TASK REQUIREMENTS:
The records below must be written out exactly, with every picture left behind.

-- Opening Marker --

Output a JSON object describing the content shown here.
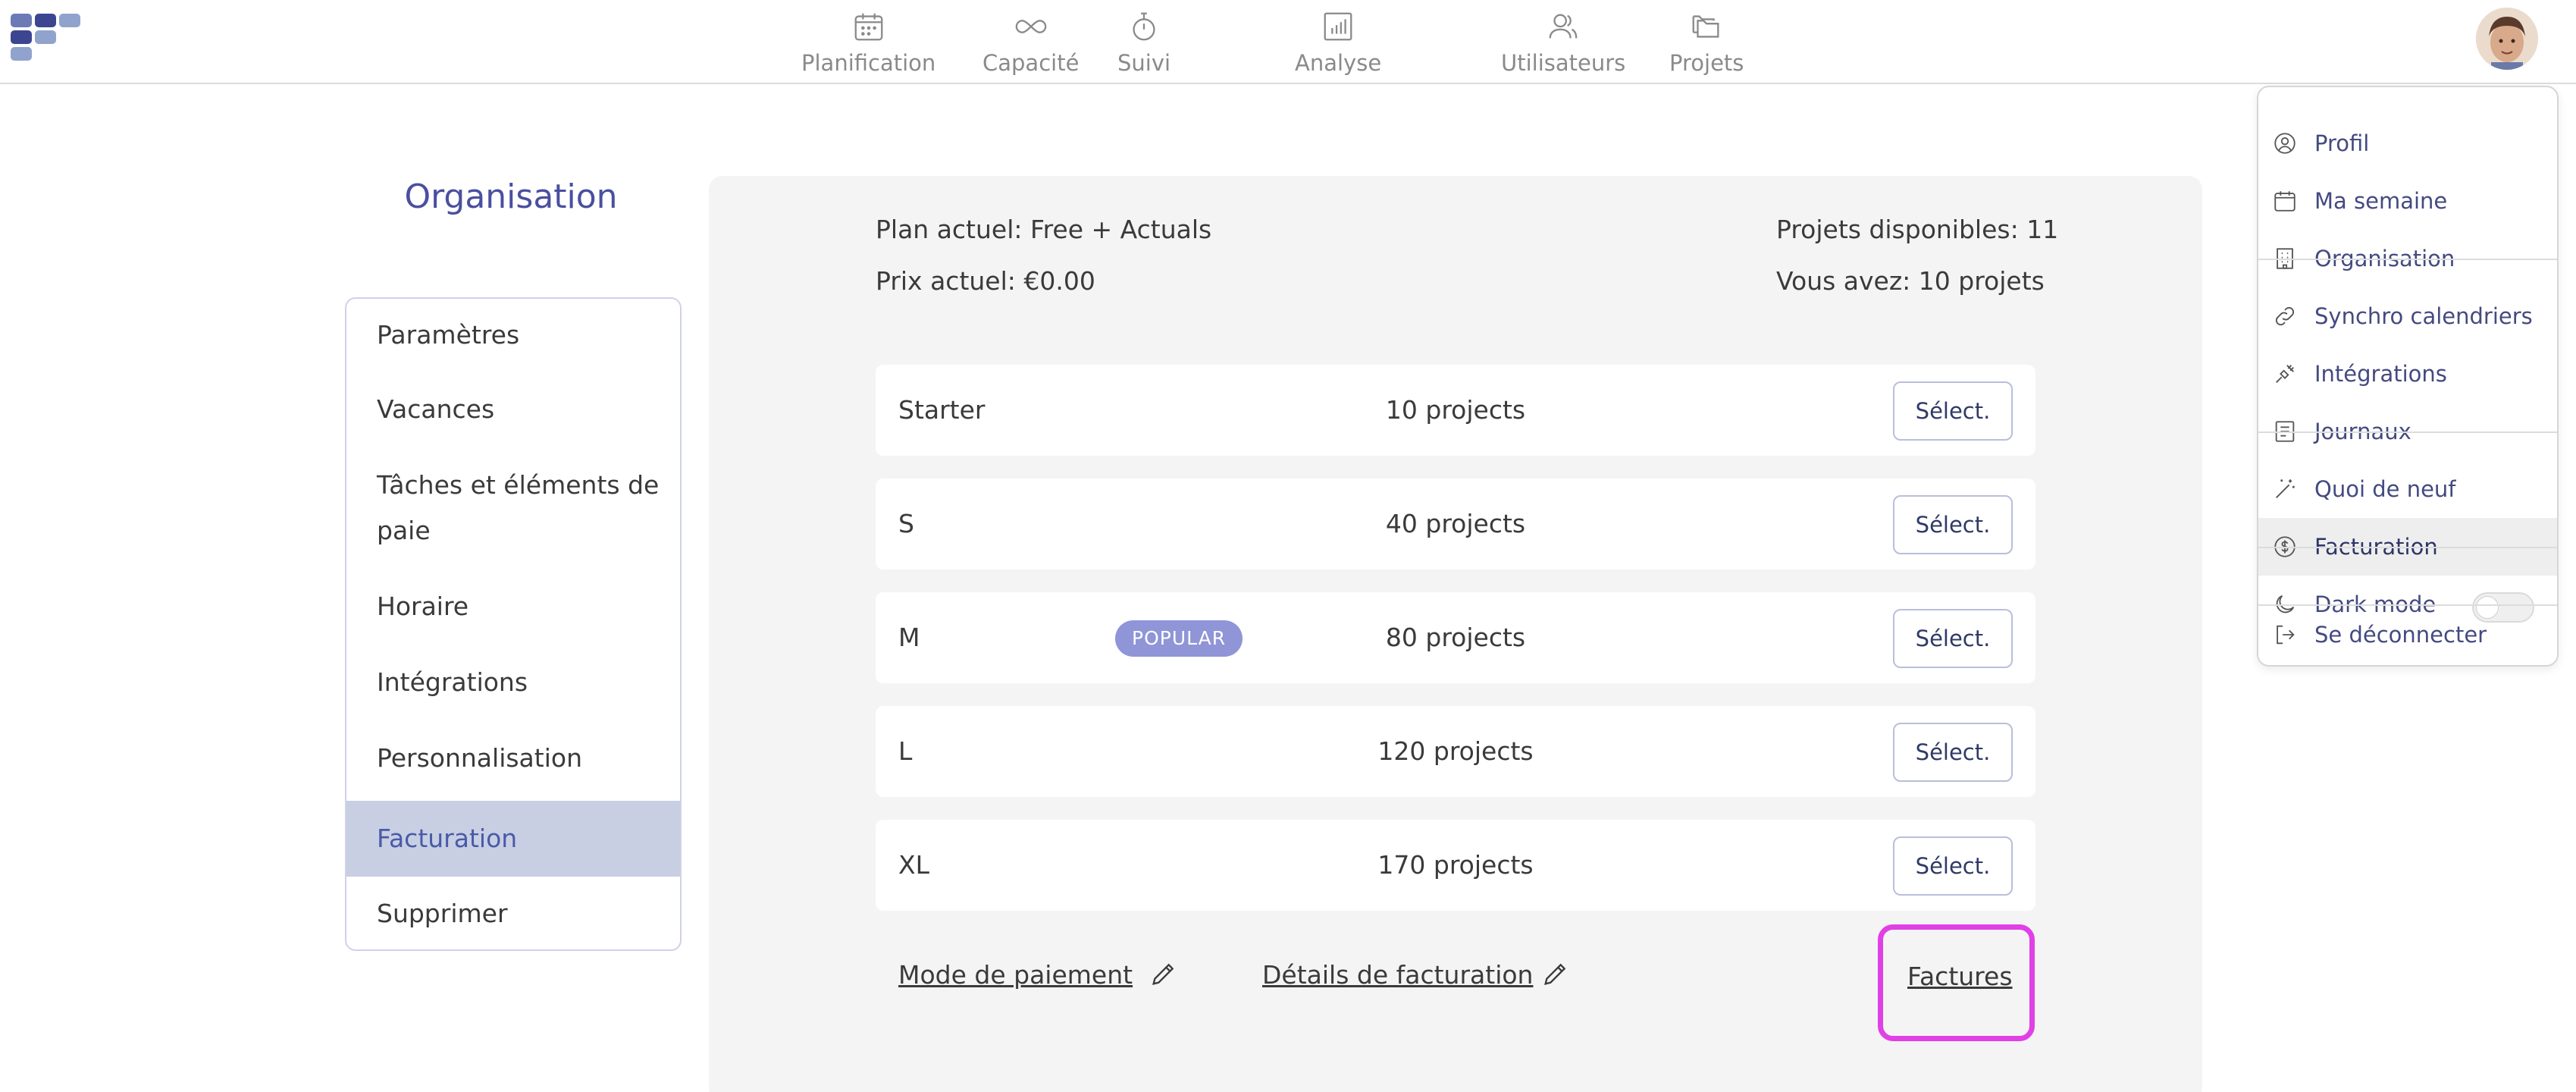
{
  "nav": {
    "items": [
      {
        "label": "Planification",
        "icon": "calendar-icon"
      },
      {
        "label": "Capacité",
        "icon": "infinity-icon"
      },
      {
        "label": "Suivi",
        "icon": "stopwatch-icon"
      },
      {
        "label": "Analyse",
        "icon": "bar-chart-icon"
      },
      {
        "label": "Utilisateurs",
        "icon": "users-icon"
      },
      {
        "label": "Projets",
        "icon": "folders-icon"
      }
    ]
  },
  "sidebar": {
    "title": "Organisation",
    "items": [
      {
        "label": "Paramètres"
      },
      {
        "label": "Vacances"
      },
      {
        "label": "Tâches et éléments de paie"
      },
      {
        "label": "Horaire"
      },
      {
        "label": "Intégrations"
      },
      {
        "label": "Personnalisation"
      },
      {
        "label": "Facturation",
        "active": true
      },
      {
        "label": "Supprimer"
      }
    ]
  },
  "billing": {
    "current_plan": "Plan actuel: Free + Actuals",
    "current_price": "Prix actuel: €0.00",
    "available_projects": "Projets disponibles: 11",
    "you_have": "Vous avez: 10 projets",
    "select_label": "Sélect.",
    "popular_badge": "POPULAR",
    "plans": [
      {
        "name": "Starter",
        "projects": "10 projects"
      },
      {
        "name": "S",
        "projects": "40 projects"
      },
      {
        "name": "M",
        "projects": "80 projects",
        "popular": true
      },
      {
        "name": "L",
        "projects": "120 projects"
      },
      {
        "name": "XL",
        "projects": "170 projects"
      }
    ],
    "payment_method_link": "Mode de paiement",
    "billing_details_link": "Détails de facturation",
    "invoices_link": "Factures"
  },
  "user_menu": {
    "items": [
      {
        "label": "Profil",
        "icon": "user-circle-icon"
      },
      {
        "label": "Ma semaine",
        "icon": "calendar-icon"
      },
      {
        "label": "Organisation",
        "icon": "building-icon"
      },
      {
        "label": "Synchro calendriers",
        "icon": "link-icon"
      },
      {
        "label": "Intégrations",
        "icon": "plug-icon"
      },
      {
        "label": "Journaux",
        "icon": "log-icon"
      },
      {
        "label": "Quoi de neuf",
        "icon": "magic-wand-icon"
      },
      {
        "label": "Facturation",
        "icon": "dollar-circle-icon",
        "active": true
      },
      {
        "label": "Dark mode",
        "icon": "moon-icon",
        "toggle": false
      },
      {
        "label": "Se déconnecter",
        "icon": "logout-icon"
      }
    ]
  },
  "colors": {
    "accent": "#4a4fa0",
    "active_sidebar_bg": "#c8cfe3",
    "panel_bg": "#f4f4f4",
    "badge_bg": "#8f95d6",
    "highlight": "#e040e6"
  }
}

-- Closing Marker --

ANSWER SECTION:
Output a JSON object describing the content shown here.
{
  "nav": {
    "items": [
      {
        "label": "Planification",
        "icon": "calendar-icon"
      },
      {
        "label": "Capacité",
        "icon": "infinity-icon"
      },
      {
        "label": "Suivi",
        "icon": "stopwatch-icon"
      },
      {
        "label": "Analyse",
        "icon": "bar-chart-icon"
      },
      {
        "label": "Utilisateurs",
        "icon": "users-icon"
      },
      {
        "label": "Projets",
        "icon": "folders-icon"
      }
    ]
  },
  "sidebar": {
    "title": "Organisation",
    "items": [
      {
        "label": "Paramètres"
      },
      {
        "label": "Vacances"
      },
      {
        "label": "Tâches et éléments de paie"
      },
      {
        "label": "Horaire"
      },
      {
        "label": "Intégrations"
      },
      {
        "label": "Personnalisation"
      },
      {
        "label": "Facturation",
        "active": true
      },
      {
        "label": "Supprimer"
      }
    ]
  },
  "billing": {
    "current_plan": "Plan actuel: Free + Actuals",
    "current_price": "Prix actuel: €0.00",
    "available_projects": "Projets disponibles: 11",
    "you_have": "Vous avez: 10 projets",
    "select_label": "Sélect.",
    "popular_badge": "POPULAR",
    "plans": [
      {
        "name": "Starter",
        "projects": "10 projects"
      },
      {
        "name": "S",
        "projects": "40 projects"
      },
      {
        "name": "M",
        "projects": "80 projects",
        "popular": true
      },
      {
        "name": "L",
        "projects": "120 projects"
      },
      {
        "name": "XL",
        "projects": "170 projects"
      }
    ],
    "payment_method_link": "Mode de paiement",
    "billing_details_link": "Détails de facturation",
    "invoices_link": "Factures"
  },
  "user_menu": {
    "items": [
      {
        "label": "Profil",
        "icon": "user-circle-icon"
      },
      {
        "label": "Ma semaine",
        "icon": "calendar-icon"
      },
      {
        "label": "Organisation",
        "icon": "building-icon"
      },
      {
        "label": "Synchro calendriers",
        "icon": "link-icon"
      },
      {
        "label": "Intégrations",
        "icon": "plug-icon"
      },
      {
        "label": "Journaux",
        "icon": "log-icon"
      },
      {
        "label": "Quoi de neuf",
        "icon": "magic-wand-icon"
      },
      {
        "label": "Facturation",
        "icon": "dollar-circle-icon",
        "active": true
      },
      {
        "label": "Dark mode",
        "icon": "moon-icon",
        "toggle": false
      },
      {
        "label": "Se déconnecter",
        "icon": "logout-icon"
      }
    ]
  },
  "colors": {
    "accent": "#4a4fa0",
    "active_sidebar_bg": "#c8cfe3",
    "panel_bg": "#f4f4f4",
    "badge_bg": "#8f95d6",
    "highlight": "#e040e6"
  }
}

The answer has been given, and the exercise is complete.